• _Activity_
Lines containing the word "JSON" are to be copied from the data below.

• _Input material_
━━━━━━━━━━━━━━━━━━━━━━━━━━━━━━
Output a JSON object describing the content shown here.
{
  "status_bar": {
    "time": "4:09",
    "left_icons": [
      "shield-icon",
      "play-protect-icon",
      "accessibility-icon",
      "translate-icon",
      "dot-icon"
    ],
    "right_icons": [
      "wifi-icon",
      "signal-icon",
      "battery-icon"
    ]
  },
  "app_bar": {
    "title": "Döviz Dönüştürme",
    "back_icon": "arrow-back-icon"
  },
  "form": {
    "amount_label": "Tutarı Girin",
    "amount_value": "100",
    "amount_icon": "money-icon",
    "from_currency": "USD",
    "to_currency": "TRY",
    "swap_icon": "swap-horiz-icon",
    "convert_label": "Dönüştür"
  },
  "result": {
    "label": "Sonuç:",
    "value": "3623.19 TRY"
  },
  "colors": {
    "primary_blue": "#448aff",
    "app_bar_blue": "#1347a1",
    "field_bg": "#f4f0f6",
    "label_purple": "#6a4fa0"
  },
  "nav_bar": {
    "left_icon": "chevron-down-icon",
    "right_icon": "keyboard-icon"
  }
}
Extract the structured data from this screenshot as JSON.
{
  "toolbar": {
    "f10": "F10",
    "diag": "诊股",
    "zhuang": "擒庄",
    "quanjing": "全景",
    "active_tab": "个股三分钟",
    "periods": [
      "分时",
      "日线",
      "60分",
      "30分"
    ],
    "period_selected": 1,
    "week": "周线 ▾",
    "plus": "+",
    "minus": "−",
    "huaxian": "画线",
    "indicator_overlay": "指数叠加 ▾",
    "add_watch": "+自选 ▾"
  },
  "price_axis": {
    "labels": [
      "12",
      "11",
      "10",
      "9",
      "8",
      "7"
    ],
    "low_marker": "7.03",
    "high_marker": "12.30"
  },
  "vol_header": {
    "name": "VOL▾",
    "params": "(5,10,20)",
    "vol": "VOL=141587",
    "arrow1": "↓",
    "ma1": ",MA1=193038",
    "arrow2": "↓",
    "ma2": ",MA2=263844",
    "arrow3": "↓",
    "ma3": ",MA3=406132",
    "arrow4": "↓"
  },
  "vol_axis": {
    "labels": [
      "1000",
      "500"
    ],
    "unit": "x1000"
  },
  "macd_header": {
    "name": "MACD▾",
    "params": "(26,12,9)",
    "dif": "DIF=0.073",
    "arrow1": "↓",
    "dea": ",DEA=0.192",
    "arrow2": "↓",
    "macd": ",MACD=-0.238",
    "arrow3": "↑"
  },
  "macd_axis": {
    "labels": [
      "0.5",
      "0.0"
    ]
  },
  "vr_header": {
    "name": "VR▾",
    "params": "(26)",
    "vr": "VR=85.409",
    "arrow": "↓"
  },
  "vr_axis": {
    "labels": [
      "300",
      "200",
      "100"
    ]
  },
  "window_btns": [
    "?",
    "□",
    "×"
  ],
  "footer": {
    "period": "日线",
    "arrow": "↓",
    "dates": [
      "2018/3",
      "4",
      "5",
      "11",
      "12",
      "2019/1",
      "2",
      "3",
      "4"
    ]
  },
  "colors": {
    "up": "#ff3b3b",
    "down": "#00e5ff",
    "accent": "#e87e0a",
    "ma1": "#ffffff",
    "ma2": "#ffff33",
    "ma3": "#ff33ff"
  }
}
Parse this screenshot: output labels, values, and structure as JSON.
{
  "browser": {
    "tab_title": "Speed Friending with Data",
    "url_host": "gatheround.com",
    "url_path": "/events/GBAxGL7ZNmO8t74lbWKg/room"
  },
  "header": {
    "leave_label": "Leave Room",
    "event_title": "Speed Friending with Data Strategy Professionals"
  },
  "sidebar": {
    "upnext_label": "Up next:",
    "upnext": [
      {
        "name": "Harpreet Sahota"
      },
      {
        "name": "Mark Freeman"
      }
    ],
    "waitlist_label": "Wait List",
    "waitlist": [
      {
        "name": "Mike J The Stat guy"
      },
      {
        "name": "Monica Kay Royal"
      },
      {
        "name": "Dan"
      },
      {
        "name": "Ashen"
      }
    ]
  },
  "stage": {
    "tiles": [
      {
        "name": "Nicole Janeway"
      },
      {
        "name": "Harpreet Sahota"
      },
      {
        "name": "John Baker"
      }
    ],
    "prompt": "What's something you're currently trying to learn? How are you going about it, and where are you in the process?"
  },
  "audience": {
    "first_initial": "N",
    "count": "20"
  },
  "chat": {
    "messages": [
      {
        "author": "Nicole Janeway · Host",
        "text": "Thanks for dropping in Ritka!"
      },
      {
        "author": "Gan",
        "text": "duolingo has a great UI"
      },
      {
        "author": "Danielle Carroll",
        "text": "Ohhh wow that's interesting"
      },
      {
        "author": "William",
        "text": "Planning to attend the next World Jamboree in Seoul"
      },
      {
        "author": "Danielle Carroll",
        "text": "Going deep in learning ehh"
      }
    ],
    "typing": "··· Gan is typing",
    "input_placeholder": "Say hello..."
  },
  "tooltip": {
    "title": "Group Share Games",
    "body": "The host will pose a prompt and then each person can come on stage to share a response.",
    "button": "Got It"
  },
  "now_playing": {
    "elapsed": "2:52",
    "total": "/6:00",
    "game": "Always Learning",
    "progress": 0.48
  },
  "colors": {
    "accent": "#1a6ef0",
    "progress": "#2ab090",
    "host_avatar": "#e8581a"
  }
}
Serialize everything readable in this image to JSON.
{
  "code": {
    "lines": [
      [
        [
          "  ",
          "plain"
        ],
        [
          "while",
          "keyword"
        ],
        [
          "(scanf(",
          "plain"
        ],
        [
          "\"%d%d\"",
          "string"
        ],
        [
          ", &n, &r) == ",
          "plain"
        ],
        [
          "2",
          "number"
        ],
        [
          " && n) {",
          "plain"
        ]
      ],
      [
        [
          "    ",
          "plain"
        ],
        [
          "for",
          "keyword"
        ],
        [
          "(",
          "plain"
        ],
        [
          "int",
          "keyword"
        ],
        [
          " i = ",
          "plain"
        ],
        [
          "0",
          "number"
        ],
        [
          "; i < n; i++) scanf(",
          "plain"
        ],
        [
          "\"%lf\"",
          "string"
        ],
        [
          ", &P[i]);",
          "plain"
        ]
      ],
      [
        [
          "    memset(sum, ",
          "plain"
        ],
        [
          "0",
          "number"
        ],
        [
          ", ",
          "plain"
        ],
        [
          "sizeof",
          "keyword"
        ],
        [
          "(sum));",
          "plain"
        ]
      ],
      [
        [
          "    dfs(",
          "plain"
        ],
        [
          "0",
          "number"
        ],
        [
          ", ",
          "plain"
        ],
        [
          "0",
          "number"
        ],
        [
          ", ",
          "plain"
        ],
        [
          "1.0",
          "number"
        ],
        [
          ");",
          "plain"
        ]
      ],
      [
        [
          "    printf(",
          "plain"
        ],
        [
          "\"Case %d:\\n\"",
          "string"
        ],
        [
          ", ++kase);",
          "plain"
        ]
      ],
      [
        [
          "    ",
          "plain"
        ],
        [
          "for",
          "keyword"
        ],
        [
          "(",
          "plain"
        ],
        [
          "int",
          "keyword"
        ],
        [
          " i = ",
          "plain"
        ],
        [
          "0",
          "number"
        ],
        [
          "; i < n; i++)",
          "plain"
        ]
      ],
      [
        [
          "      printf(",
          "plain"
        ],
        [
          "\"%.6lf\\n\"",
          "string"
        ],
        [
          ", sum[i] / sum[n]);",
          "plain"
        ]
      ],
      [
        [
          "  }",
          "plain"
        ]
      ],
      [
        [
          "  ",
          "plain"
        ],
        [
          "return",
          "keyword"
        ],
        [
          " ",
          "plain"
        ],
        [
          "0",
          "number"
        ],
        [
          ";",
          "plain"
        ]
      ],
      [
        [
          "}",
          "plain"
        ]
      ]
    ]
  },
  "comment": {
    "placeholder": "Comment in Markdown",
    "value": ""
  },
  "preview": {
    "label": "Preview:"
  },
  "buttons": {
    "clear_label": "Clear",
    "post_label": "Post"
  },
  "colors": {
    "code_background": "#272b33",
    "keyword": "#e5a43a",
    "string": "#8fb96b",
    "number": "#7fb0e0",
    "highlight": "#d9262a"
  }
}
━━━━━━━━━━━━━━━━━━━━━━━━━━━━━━
• _Response area_
Output a JSON object describing the content shown here.
Extract the structured data from this screenshot as JSON.
Parse this screenshot: output labels, values, and structure as JSON.
Serialize everything readable in this image to JSON.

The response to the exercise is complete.